What you should do: Scan the records below. List lines holding "from".

Entries shown:
"""

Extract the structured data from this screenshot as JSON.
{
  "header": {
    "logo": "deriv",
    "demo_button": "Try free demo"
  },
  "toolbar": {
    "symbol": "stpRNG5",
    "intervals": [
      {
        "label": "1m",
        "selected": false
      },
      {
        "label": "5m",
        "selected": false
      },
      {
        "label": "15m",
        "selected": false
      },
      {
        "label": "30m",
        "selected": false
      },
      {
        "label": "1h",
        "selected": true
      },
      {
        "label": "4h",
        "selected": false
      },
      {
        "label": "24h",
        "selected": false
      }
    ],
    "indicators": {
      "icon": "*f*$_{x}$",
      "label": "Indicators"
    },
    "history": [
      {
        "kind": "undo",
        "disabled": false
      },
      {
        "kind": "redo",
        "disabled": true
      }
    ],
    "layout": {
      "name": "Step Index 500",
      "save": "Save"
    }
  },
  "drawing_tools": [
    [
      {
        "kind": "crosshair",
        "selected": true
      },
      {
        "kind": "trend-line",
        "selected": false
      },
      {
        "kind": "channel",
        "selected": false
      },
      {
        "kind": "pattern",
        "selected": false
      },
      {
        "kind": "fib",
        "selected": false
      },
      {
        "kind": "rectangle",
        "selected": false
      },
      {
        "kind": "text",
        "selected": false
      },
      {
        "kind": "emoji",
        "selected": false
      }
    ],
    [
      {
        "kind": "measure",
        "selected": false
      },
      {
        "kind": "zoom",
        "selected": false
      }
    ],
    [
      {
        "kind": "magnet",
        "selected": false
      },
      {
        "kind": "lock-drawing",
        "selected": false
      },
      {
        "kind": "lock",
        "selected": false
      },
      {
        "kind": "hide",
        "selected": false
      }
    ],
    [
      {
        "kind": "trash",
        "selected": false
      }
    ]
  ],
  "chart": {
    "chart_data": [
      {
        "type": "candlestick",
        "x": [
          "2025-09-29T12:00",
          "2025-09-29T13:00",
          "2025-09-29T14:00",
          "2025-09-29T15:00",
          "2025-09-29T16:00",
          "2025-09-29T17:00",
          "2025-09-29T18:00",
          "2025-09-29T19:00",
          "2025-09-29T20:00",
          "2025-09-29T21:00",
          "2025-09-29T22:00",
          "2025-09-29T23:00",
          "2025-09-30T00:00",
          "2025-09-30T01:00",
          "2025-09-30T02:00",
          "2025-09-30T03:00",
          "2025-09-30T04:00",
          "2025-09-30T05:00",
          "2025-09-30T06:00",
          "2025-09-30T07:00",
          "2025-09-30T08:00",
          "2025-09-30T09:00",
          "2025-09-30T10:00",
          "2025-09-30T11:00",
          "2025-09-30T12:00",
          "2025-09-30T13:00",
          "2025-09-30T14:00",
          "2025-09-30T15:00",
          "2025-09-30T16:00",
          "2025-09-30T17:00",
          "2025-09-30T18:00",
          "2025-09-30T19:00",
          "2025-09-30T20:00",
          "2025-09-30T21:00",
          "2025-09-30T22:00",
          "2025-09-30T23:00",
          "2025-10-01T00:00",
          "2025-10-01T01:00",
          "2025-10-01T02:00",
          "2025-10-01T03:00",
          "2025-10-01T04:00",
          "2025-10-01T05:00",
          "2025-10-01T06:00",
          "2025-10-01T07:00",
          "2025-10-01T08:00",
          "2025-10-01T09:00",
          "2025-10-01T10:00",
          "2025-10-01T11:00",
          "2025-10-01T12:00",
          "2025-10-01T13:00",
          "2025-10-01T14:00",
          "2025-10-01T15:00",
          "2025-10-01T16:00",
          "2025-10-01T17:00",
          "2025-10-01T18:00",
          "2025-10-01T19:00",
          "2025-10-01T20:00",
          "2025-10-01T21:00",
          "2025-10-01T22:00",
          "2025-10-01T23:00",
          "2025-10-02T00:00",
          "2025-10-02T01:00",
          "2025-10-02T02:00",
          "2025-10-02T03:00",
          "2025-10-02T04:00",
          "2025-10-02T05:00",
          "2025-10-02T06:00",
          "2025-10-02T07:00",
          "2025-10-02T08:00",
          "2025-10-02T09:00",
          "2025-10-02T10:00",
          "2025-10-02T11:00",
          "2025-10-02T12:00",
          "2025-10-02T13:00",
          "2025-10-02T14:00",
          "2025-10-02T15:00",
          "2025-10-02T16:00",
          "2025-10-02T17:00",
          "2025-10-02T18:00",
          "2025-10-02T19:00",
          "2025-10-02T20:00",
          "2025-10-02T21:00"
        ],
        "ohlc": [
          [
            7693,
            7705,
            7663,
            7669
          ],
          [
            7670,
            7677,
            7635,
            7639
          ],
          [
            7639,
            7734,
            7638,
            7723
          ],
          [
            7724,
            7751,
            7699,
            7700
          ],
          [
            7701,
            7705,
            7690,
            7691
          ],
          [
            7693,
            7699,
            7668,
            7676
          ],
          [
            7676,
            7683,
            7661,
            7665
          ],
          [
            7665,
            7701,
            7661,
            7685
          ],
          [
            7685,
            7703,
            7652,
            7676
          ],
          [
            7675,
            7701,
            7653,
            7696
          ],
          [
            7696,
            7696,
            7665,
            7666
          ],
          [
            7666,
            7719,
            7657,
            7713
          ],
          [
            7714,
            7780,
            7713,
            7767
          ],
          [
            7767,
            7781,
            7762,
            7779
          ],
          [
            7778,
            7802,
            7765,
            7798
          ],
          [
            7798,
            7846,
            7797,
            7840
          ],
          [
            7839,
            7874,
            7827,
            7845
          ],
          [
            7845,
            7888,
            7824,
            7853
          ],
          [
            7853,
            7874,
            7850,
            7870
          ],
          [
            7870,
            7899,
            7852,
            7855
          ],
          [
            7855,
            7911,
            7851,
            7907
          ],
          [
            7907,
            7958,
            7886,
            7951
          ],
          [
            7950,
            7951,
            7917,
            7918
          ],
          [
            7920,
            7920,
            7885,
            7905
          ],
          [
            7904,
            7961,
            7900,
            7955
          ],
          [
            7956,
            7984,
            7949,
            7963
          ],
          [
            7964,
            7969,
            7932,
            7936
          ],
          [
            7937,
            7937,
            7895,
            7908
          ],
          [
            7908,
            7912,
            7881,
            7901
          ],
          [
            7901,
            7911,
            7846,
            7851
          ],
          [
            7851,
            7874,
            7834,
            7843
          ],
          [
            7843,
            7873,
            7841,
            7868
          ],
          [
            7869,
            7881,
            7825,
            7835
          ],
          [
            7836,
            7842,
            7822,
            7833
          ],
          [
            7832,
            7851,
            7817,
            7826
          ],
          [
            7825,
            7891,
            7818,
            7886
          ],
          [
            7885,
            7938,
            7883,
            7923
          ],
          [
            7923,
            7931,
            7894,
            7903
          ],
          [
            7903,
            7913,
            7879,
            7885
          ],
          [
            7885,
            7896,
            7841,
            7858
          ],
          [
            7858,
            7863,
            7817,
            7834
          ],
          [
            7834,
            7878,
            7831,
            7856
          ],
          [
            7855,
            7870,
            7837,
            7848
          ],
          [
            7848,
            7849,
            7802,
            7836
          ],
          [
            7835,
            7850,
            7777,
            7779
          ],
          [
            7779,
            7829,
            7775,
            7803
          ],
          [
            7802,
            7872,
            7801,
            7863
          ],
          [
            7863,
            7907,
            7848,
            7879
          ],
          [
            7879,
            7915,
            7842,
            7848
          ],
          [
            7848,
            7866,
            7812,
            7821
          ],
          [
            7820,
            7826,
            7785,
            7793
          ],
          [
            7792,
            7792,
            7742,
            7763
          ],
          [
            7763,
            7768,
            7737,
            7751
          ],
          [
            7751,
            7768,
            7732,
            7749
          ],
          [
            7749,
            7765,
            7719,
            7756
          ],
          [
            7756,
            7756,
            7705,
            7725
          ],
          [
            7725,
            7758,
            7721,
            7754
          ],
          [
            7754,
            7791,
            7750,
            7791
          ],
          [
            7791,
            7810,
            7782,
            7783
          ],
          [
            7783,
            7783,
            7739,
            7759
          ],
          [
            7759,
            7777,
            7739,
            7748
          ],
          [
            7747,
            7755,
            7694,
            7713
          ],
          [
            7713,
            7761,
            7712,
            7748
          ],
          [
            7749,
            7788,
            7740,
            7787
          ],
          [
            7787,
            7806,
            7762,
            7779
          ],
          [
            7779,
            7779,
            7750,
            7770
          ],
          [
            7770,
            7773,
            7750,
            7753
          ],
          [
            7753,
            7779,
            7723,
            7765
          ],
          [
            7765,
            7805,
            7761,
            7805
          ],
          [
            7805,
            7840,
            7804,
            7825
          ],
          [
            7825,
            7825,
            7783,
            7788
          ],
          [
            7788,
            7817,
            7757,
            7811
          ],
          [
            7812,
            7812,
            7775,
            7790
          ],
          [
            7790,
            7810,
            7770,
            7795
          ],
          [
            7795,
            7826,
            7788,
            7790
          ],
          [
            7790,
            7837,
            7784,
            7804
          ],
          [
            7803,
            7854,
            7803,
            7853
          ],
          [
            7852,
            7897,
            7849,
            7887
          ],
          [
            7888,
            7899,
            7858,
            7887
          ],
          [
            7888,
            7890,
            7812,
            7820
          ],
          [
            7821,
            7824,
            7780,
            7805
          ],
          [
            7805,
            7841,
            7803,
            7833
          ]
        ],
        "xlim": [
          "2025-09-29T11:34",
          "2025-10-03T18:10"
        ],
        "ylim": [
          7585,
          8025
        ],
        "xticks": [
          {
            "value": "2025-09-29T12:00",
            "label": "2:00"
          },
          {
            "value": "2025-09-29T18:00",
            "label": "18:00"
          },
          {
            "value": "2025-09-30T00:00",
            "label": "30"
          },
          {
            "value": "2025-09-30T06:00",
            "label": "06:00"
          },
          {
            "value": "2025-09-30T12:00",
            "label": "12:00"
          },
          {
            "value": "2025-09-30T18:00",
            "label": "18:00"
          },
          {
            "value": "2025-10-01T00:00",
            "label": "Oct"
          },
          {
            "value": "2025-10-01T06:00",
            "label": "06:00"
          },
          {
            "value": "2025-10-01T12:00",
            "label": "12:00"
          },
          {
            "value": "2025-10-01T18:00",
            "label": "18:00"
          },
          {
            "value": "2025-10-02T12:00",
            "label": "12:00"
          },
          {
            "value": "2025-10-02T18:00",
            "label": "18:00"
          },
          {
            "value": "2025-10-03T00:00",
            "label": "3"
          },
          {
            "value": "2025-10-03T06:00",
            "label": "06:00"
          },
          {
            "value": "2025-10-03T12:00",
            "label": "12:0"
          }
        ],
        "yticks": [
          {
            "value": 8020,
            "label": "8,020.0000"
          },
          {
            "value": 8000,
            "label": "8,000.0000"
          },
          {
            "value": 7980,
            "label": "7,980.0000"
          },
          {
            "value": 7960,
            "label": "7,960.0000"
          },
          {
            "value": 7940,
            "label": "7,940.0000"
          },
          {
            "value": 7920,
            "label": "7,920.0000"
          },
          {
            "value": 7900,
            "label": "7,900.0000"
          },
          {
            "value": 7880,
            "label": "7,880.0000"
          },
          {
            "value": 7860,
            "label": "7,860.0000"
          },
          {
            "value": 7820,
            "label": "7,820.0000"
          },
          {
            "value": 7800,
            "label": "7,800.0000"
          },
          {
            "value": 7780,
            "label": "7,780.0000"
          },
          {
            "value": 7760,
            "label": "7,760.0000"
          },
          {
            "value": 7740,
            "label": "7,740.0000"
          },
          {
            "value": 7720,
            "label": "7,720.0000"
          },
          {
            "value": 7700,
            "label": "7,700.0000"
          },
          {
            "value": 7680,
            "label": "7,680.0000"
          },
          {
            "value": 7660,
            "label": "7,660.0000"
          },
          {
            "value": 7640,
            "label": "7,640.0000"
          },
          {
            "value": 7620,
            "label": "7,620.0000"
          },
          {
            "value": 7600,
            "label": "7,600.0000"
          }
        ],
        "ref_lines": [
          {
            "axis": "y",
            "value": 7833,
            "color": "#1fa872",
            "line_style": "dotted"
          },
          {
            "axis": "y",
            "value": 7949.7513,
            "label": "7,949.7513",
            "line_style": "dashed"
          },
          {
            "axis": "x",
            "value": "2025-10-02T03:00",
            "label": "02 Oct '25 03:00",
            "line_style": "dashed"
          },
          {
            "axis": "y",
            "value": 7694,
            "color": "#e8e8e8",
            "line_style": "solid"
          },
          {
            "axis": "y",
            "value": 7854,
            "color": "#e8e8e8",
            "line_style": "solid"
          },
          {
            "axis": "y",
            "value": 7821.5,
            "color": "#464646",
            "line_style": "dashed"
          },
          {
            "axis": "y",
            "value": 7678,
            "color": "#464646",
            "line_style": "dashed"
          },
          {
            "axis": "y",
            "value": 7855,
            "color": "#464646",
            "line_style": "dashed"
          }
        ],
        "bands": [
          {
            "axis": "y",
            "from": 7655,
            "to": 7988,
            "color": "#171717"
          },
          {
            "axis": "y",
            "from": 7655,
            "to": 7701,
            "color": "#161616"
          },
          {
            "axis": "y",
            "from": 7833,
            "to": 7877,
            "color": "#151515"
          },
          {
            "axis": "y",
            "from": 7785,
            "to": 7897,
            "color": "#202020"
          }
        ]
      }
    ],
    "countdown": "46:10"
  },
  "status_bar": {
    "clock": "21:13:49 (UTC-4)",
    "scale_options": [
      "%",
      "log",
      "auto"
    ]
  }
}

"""

Your response:
Extract the structured data from this screenshot as JSON.
            "from": 7655,
            "from": 7655,
            "from": 7833,
            "from": 7785,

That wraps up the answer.